Author: Suzanne C. Russell
Publisher: My Central New Jersey
Around March 17 each year residents of the senior citizen building on the corner of High and Smith streets have told authors Paul Wang and his wife Katherine Massopust it's not unusual to hear weird noises in the building.
"They hear the noise at night," Wang said, around the same time a 1969 fire destroyed the former Hotel Packer on that site. The fire, which claimed several lives, was started by a hotel guest smoking in bed.
"It's pretty bizarre," Wang said.
"People are interested in ghosts and bizarre stories," Massopust said.
The haunting of the senior building was one of the interesting stories the couple learned while conducting research for their book "Perth Amboy," a Then & Now series pictorial history, published in March by Arcadia Publishing in Dover, N.H., a publisher of local and regional history books.
The couple will discuss their book at 6 p.m. Saturday, May 30, at the Perth Amboy Gallery, 339 Reade St.

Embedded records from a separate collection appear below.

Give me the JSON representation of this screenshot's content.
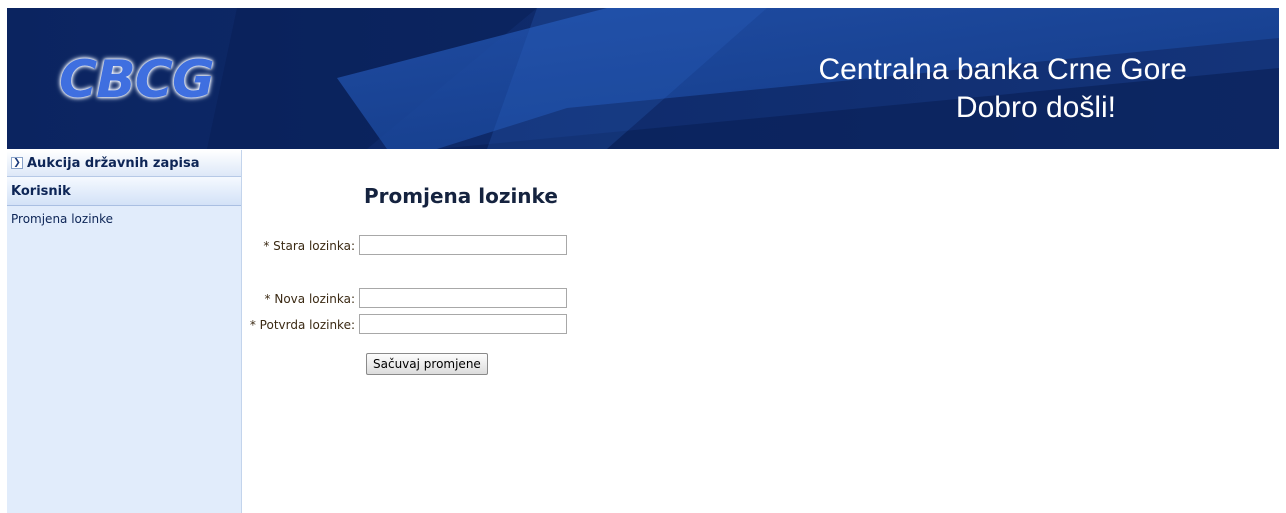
{
  "header": {
    "logo_text": "CBCG",
    "title": "Centralna banka Crne Gore",
    "welcome": "Dobro došli!"
  },
  "sidebar": {
    "sections": [
      {
        "label": "Aukcija državnih zapisa",
        "collapsed": true
      },
      {
        "label": "Korisnik",
        "items": [
          {
            "label": "Promjena lozinke"
          }
        ]
      }
    ]
  },
  "form": {
    "title": "Promjena lozinke",
    "fields": [
      {
        "label": "* Stara lozinka:",
        "value": ""
      },
      {
        "label": "* Nova lozinka:",
        "value": ""
      },
      {
        "label": "* Potvrda lozinke:",
        "value": ""
      }
    ],
    "submit_label": "Sačuvaj promjene"
  },
  "colors": {
    "banner_dark": "#0d2a63",
    "banner_light": "#1e4fa8",
    "sidebar_bg": "#e1ecfb",
    "label_text": "#3b2a14"
  }
}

While working on the book, Wang said he also learned that a city graveyard was located on the State Street site where the former Perth Amboy High School and now the William C. McGinnis Middle School is located.

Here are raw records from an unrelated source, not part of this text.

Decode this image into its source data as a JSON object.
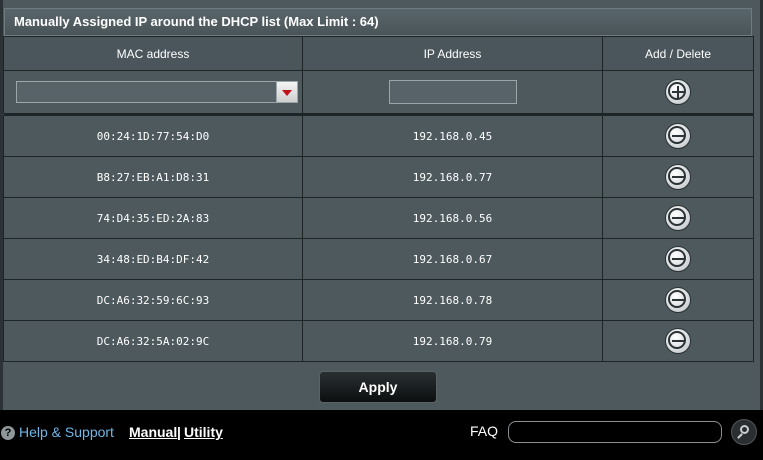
{
  "section": {
    "title": "Manually Assigned IP around the DHCP list (Max Limit : 64)"
  },
  "table": {
    "headers": [
      "MAC address",
      "IP Address",
      "Add / Delete"
    ],
    "new_entry": {
      "mac_value": "",
      "ip_value": "",
      "add_icon": "plus-circle-icon"
    },
    "rows": [
      {
        "mac": "00:24:1D:77:54:D0",
        "ip": "192.168.0.45"
      },
      {
        "mac": "B8:27:EB:A1:D8:31",
        "ip": "192.168.0.77"
      },
      {
        "mac": "74:D4:35:ED:2A:83",
        "ip": "192.168.0.56"
      },
      {
        "mac": "34:48:ED:B4:DF:42",
        "ip": "192.168.0.67"
      },
      {
        "mac": "DC:A6:32:59:6C:93",
        "ip": "192.168.0.78"
      },
      {
        "mac": "DC:A6:32:5A:02:9C",
        "ip": "192.168.0.79"
      }
    ],
    "delete_icon": "minus-circle-icon"
  },
  "apply_label": "Apply",
  "footer": {
    "help_label": "Help & Support",
    "manual_label": "Manual",
    "separator": "|",
    "utility_label": "Utility",
    "faq_label": "FAQ",
    "faq_value": "",
    "search_icon": "search-icon"
  },
  "colors": {
    "panel_bg": "#4d595d",
    "footer_bg": "#000000",
    "help_link": "#6fb6e6",
    "dropdown_arrow": "#c0101a"
  }
}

"I found that surprising," said Wang, adding students now might questioned whether their stately school building is haunted. "It makes history interesting."
Wang, a photographer who provided many of the photos used in the book, said his wife encouraged him to put a pictorial history book together.
Wang, a 1975 graduate of the former St. Mary's High School in Perth Amboy who later studied photography at Coronet Studios in Edison, said he and his brother had been involved with the Kearny Cottage Historical Society.
"Our whole family is interested in the history of Perth Amboy," he said. Three generations of his family have lived in the city.
Wang and Massopust, a 1985 graduate of Perth Amboy High School who studied math and physics in college and graduate school, said Perth Amboy is a changing city with a multitude of cultures and ethnic groups.
"That's a constant in Perth Amboy, the ethnicity's ever expanding," Massopust said.
Wang, who grew up in Perth Amboy during the 1950s and 1960s, said he sees the book as enjoyment for people to remember Perth Amboy the way the city was as one time.
"Perth Amboy was the place to be in the 1950s," said Massopust, adding crowds of people would be downtown on Saturdays.
Wang said he likes to hear older residents reminiscence about Perth Amboy.
Massopust said young children can use he book to learn about the city's history.
The couple, who are considering creating a similar book about New Brunswick as well as a contemporary book of Perth Amboy, said they used historical photos from some resident's personal collections.
They advocate creating accurate archives, whether documenting a family's history or a community's.
"It's important people document their photos. Write down on the back who the people are and when the photo was taken and where," Massopust said.